Web page and app entries
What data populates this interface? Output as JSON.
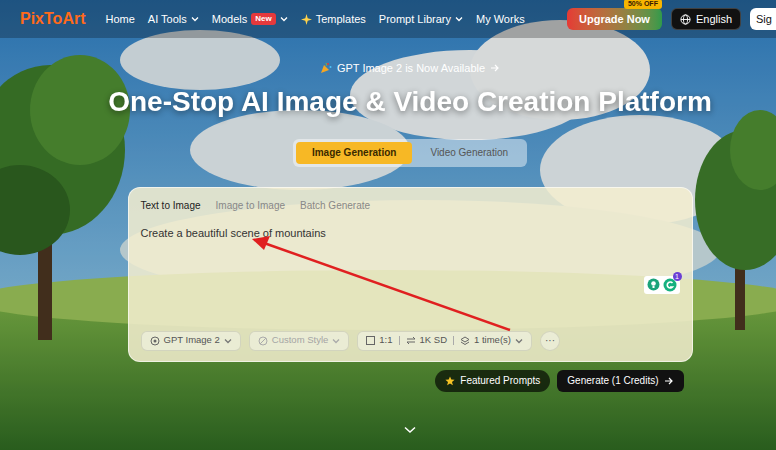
{
  "logo": "PixToArt",
  "nav": [
    {
      "label": "Home",
      "dropdown": false
    },
    {
      "label": "AI Tools",
      "dropdown": true
    },
    {
      "label": "Models",
      "badge": "New",
      "dropdown": true
    },
    {
      "label": "Templates",
      "dropdown": false
    },
    {
      "label": "Prompt Library",
      "dropdown": true
    },
    {
      "label": "My Works",
      "dropdown": false
    }
  ],
  "upgrade": {
    "label": "Upgrade Now",
    "badge": "50% OFF"
  },
  "language": "English",
  "sign_in": "Sig",
  "announcement": "GPT Image 2 is Now Available",
  "headline": "One-Stop AI Image & Video Creation Platform",
  "mode_tabs": [
    {
      "label": "Image Generation",
      "selected": true
    },
    {
      "label": "Video Generation",
      "selected": false
    }
  ],
  "input_tabs": [
    {
      "label": "Text to Image",
      "selected": true
    },
    {
      "label": "Image to Image",
      "selected": false
    },
    {
      "label": "Batch Generate",
      "selected": false
    }
  ],
  "prompt": "Create a beautiful scene of mountains",
  "extension_badge": "1",
  "model": {
    "label": "GPT Image 2",
    "disabled": false
  },
  "style": {
    "label": "Custom Style",
    "disabled": true
  },
  "settings": {
    "ratio": "1:1",
    "quality": "1K SD",
    "count": "1 time(s)"
  },
  "more": "···",
  "featured": "Featured Prompts",
  "generate": "Generate (1 Credits)"
}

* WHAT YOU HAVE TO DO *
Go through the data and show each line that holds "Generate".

* WRITTEN REPLY *
      "label": "Batch Generate",
  "generate": "Generate (1 Credits)"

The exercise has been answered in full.